Refers to the reports that his father [Sir George Otto Trevelyan] has received from Arthur Sidgwick about Henry Sidgwick's condition; 'that all hope has been given up.' Asks her to convey to Henry, if the opportunity arises, his sentiments about the high value he places on Henry's friendship. Adds that she should not trouble herself if she cannot pass on this message, as he is certain that Henry knows it already.

Trevelyan, George Macaulay (1876–1962), historian, public educator, and conservationist

Letter from G.M. Trevelyan to Henry Sidgwick

Writes that Sidgwick's letter gave him great encouragement and pleasure. Reports that he is in 'a cold fit' about his book [England in the Age of Wycliffe], which he refers to as 'a second-rate' history book. Declares how much he values the opinions of Sidgwick and others. Agrees with Sidgwick 'about the faulty construction of the first part', and that the story of the Peasant's Rising 'could have followed straight after the last paragraph of Chap III'. Paragraph crossed out in pencil: Expresses how much he enjoyed, and profited from, the Methods of Ethics; reports that he read [Plato's] Republic again that summer. Refers to the 'struggle across the Channel', which, he claims, 'is now neither more nor less than God v the Devil with the odds on the Devil.' Refers to the Dreyfus Affair. Quotes a stanza from Heine.

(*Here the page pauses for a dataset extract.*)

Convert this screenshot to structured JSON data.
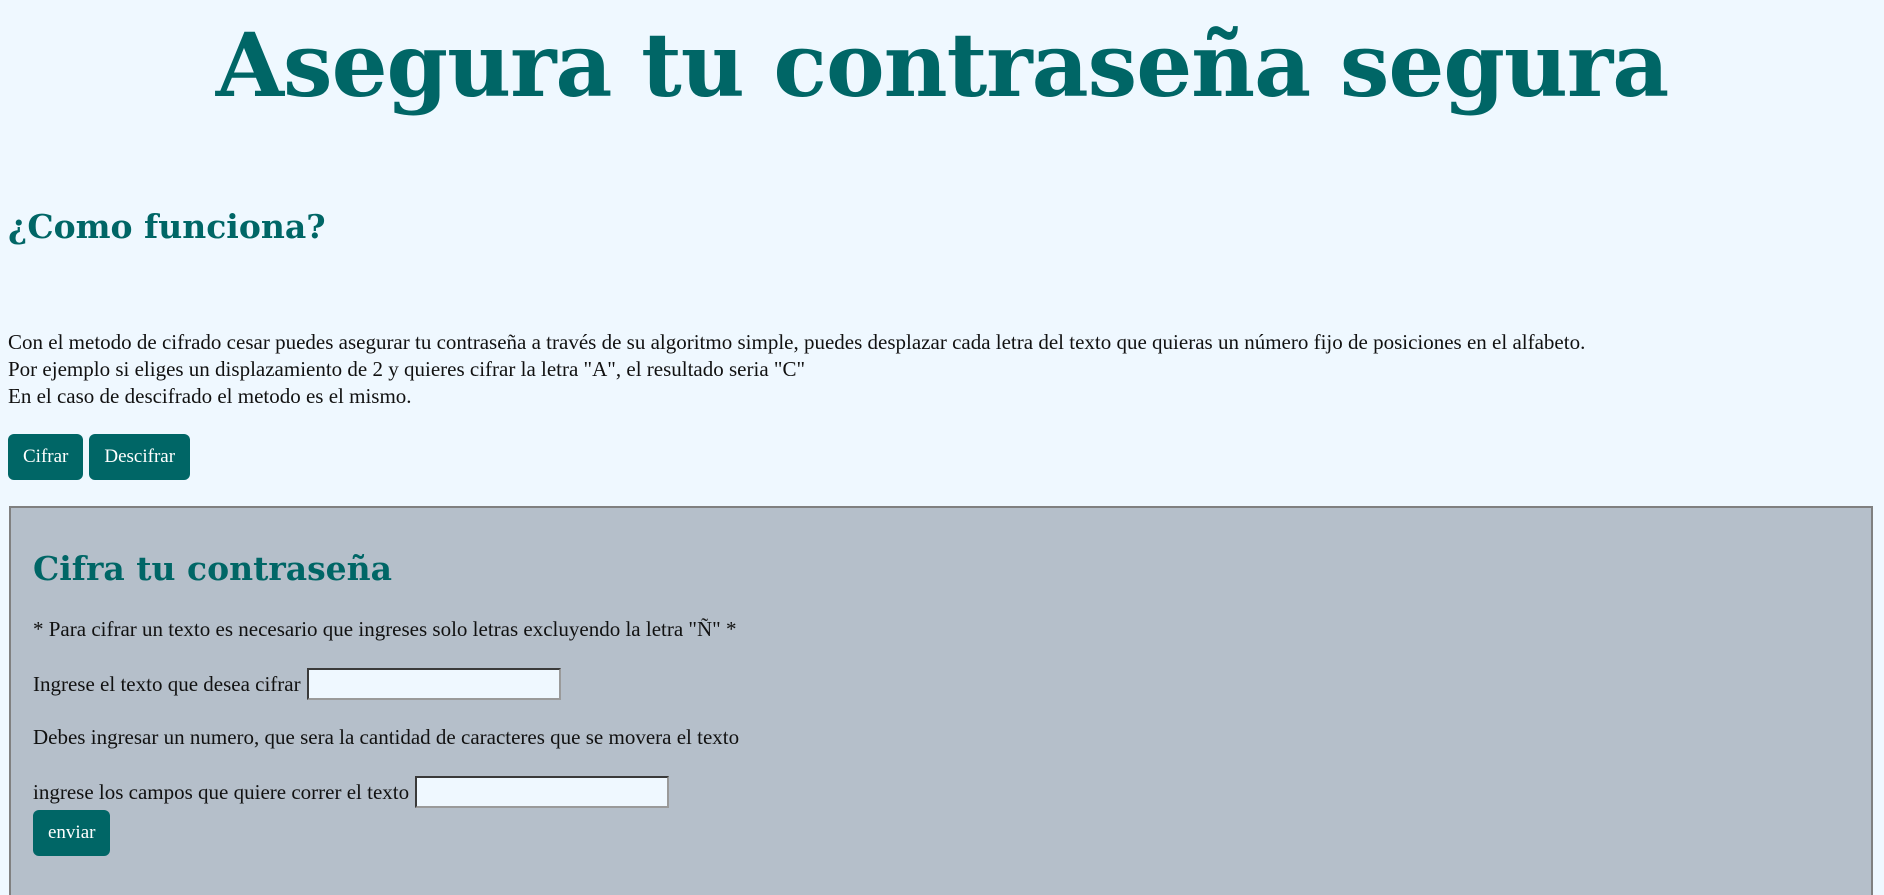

Trevelyan, George Macaulay (1876–1962), historian, public educator, and conservationist